%%
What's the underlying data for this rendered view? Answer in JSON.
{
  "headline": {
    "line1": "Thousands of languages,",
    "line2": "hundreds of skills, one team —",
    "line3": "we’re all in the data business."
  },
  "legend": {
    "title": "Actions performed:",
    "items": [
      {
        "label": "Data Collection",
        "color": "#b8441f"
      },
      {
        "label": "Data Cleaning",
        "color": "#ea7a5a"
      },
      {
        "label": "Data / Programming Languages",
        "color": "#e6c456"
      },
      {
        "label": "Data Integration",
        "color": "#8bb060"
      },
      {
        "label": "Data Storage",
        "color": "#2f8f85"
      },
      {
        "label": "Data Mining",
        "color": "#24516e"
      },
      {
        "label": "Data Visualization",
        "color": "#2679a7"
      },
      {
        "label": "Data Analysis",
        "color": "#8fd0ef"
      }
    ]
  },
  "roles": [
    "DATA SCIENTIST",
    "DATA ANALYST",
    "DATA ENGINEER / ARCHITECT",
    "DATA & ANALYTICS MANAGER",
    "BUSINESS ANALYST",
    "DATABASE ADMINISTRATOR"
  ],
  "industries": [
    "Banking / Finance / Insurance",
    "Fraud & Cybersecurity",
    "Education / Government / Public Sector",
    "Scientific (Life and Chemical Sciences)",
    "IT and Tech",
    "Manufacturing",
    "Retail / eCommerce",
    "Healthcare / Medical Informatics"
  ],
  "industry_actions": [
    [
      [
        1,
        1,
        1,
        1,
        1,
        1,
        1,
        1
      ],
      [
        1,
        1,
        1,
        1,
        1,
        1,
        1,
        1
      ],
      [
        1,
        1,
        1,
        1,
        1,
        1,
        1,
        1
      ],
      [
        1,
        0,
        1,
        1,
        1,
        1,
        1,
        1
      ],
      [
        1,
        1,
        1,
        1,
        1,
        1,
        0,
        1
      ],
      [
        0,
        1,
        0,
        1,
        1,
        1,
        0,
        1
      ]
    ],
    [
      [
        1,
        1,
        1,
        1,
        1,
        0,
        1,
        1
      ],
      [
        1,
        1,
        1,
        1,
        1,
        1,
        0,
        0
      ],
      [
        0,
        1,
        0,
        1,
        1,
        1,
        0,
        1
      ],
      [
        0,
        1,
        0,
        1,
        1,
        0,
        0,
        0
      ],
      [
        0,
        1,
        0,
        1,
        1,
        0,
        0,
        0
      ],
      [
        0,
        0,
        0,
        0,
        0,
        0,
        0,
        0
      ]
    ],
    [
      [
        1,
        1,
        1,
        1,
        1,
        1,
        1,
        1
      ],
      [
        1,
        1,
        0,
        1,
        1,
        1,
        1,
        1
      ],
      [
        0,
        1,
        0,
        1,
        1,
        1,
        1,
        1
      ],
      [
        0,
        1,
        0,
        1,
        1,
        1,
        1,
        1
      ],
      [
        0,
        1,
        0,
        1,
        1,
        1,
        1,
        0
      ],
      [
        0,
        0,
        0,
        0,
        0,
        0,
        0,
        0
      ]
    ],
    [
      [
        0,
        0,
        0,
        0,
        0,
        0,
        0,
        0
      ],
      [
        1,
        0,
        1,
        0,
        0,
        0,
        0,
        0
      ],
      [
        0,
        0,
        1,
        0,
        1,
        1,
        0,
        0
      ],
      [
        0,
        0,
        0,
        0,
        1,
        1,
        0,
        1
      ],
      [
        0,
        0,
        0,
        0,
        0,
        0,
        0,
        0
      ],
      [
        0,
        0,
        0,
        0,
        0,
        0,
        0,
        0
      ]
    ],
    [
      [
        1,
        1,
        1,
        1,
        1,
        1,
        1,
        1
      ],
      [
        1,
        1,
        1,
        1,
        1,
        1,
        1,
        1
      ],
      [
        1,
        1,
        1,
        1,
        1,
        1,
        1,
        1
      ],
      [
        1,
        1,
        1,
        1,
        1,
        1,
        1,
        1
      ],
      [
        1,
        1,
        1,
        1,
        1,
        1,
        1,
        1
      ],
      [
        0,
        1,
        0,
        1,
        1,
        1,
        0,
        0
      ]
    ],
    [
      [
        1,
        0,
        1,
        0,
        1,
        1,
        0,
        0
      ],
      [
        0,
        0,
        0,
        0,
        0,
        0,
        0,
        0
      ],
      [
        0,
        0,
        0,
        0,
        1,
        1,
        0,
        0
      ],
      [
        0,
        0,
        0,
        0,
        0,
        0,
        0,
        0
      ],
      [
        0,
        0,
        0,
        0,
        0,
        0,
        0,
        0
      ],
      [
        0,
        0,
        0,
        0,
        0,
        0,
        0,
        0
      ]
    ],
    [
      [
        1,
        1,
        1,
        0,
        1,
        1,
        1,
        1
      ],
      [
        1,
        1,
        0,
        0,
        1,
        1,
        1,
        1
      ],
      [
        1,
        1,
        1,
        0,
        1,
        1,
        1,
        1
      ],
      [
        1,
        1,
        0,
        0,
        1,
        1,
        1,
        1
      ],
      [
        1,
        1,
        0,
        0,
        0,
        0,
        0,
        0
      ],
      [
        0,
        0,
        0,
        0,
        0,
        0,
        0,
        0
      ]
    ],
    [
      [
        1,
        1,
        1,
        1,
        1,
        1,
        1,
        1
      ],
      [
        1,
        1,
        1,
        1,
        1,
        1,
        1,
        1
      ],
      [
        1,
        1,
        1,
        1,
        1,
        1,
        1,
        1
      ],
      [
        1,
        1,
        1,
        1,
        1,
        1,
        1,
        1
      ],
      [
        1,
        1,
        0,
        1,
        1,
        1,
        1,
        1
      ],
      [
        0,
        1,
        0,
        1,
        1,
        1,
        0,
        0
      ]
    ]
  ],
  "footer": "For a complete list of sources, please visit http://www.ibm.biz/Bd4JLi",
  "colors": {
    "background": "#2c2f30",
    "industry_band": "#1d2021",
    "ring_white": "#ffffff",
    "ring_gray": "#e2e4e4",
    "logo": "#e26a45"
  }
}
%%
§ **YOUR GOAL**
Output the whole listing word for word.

§ **EXPECTED ANSWER**
What's the underlying data for this rendered view? Answer in JSON.
{
  "headline": {
    "line1": "Thousands of languages,",
    "line2": "hundreds of skills, one team —",
    "line3": "we’re all in the data business."
  },
  "legend": {
    "title": "Actions performed:",
    "items": [
      {
        "label": "Data Collection",
        "color": "#b8441f"
      },
      {
        "label": "Data Cleaning",
        "color": "#ea7a5a"
      },
      {
        "label": "Data / Programming Languages",
        "color": "#e6c456"
      },
      {
        "label": "Data Integration",
        "color": "#8bb060"
      },
      {
        "label": "Data Storage",
        "color": "#2f8f85"
      },
      {
        "label": "Data Mining",
        "color": "#24516e"
      },
      {
        "label": "Data Visualization",
        "color": "#2679a7"
      },
      {
        "label": "Data Analysis",
        "color": "#8fd0ef"
      }
    ]
  },
  "roles": [
    "DATA SCIENTIST",
    "DATA ANALYST",
    "DATA ENGINEER / ARCHITECT",
    "DATA & ANALYTICS MANAGER",
    "BUSINESS ANALYST",
    "DATABASE ADMINISTRATOR"
  ],
  "industries": [
    "Banking / Finance / Insurance",
    "Fraud & Cybersecurity",
    "Education / Government / Public Sector",
    "Scientific (Life and Chemical Sciences)",
    "IT and Tech",
    "Manufacturing",
    "Retail / eCommerce",
    "Healthcare / Medical Informatics"
  ],
  "industry_actions": [
    [
      [
        1,
        1,
        1,
        1,
        1,
        1,
        1,
        1
      ],
      [
        1,
        1,
        1,
        1,
        1,
        1,
        1,
        1
      ],
      [
        1,
        1,
        1,
        1,
        1,
        1,
        1,
        1
      ],
      [
        1,
        0,
        1,
        1,
        1,
        1,
        1,
        1
      ],
      [
        1,
        1,
        1,
        1,
        1,
        1,
        0,
        1
      ],
      [
        0,
        1,
        0,
        1,
        1,
        1,
        0,
        1
      ]
    ],
    [
      [
        1,
        1,
        1,
        1,
        1,
        0,
        1,
        1
      ],
      [
        1,
        1,
        1,
        1,
        1,
        1,
        0,
        0
      ],
      [
        0,
        1,
        0,
        1,
        1,
        1,
        0,
        1
      ],
      [
        0,
        1,
        0,
        1,
        1,
        0,
        0,
        0
      ],
      [
        0,
        1,
        0,
        1,
        1,
        0,
        0,
        0
      ],
      [
        0,
        0,
        0,
        0,
        0,
        0,
        0,
        0
      ]
    ],
    [
      [
        1,
        1,
        1,
        1,
        1,
        1,
        1,
        1
      ],
      [
        1,
        1,
        0,
        1,
        1,
        1,
        1,
        1
      ],
      [
        0,
        1,
        0,
        1,
        1,
        1,
        1,
        1
      ],
      [
        0,
        1,
        0,
        1,
        1,
        1,
        1,
        1
      ],
      [
        0,
        1,
        0,
        1,
        1,
        1,
        1,
        0
      ],
      [
        0,
        0,
        0,
        0,
        0,
        0,
        0,
        0
      ]
    ],
    [
      [
        0,
        0,
        0,
        0,
        0,
        0,
        0,
        0
      ],
      [
        1,
        0,
        1,
        0,
        0,
        0,
        0,
        0
      ],
      [
        0,
        0,
        1,
        0,
        1,
        1,
        0,
        0
      ],
      [
        0,
        0,
        0,
        0,
        1,
        1,
        0,
        1
      ],
      [
        0,
        0,
        0,
        0,
        0,
        0,
        0,
        0
      ],
      [
        0,
        0,
        0,
        0,
        0,
        0,
        0,
        0
      ]
    ],
    [
      [
        1,
        1,
        1,
        1,
        1,
        1,
        1,
        1
      ],
      [
        1,
        1,
        1,
        1,
        1,
        1,
        1,
        1
      ],
      [
        1,
        1,
        1,
        1,
        1,
        1,
        1,
        1
      ],
      [
        1,
        1,
        1,
        1,
        1,
        1,
        1,
        1
      ],
      [
        1,
        1,
        1,
        1,
        1,
        1,
        1,
        1
      ],
      [
        0,
        1,
        0,
        1,
        1,
        1,
        0,
        0
      ]
    ],
    [
      [
        1,
        0,
        1,
        0,
        1,
        1,
        0,
        0
      ],
      [
        0,
        0,
        0,
        0,
        0,
        0,
        0,
        0
      ],
      [
        0,
        0,
        0,
        0,
        1,
        1,
        0,
        0
      ],
      [
        0,
        0,
        0,
        0,
        0,
        0,
        0,
        0
      ],
      [
        0,
        0,
        0,
        0,
        0,
        0,
        0,
        0
      ],
      [
        0,
        0,
        0,
        0,
        0,
        0,
        0,
        0
      ]
    ],
    [
      [
        1,
        1,
        1,
        0,
        1,
        1,
        1,
        1
      ],
      [
        1,
        1,
        0,
        0,
        1,
        1,
        1,
        1
      ],
      [
        1,
        1,
        1,
        0,
        1,
        1,
        1,
        1
      ],
      [
        1,
        1,
        0,
        0,
        1,
        1,
        1,
        1
      ],
      [
        1,
        1,
        0,
        0,
        0,
        0,
        0,
        0
      ],
      [
        0,
        0,
        0,
        0,
        0,
        0,
        0,
        0
      ]
    ],
    [
      [
        1,
        1,
        1,
        1,
        1,
        1,
        1,
        1
      ],
      [
        1,
        1,
        1,
        1,
        1,
        1,
        1,
        1
      ],
      [
        1,
        1,
        1,
        1,
        1,
        1,
        1,
        1
      ],
      [
        1,
        1,
        1,
        1,
        1,
        1,
        1,
        1
      ],
      [
        1,
        1,
        0,
        1,
        1,
        1,
        1,
        1
      ],
      [
        0,
        1,
        0,
        1,
        1,
        1,
        0,
        0
      ]
    ]
  ],
  "footer": "For a complete list of sources, please visit http://www.ibm.biz/Bd4JLi",
  "colors": {
    "background": "#2c2f30",
    "industry_band": "#1d2021",
    "ring_white": "#ffffff",
    "ring_gray": "#e2e4e4",
    "logo": "#e26a45"
  }
}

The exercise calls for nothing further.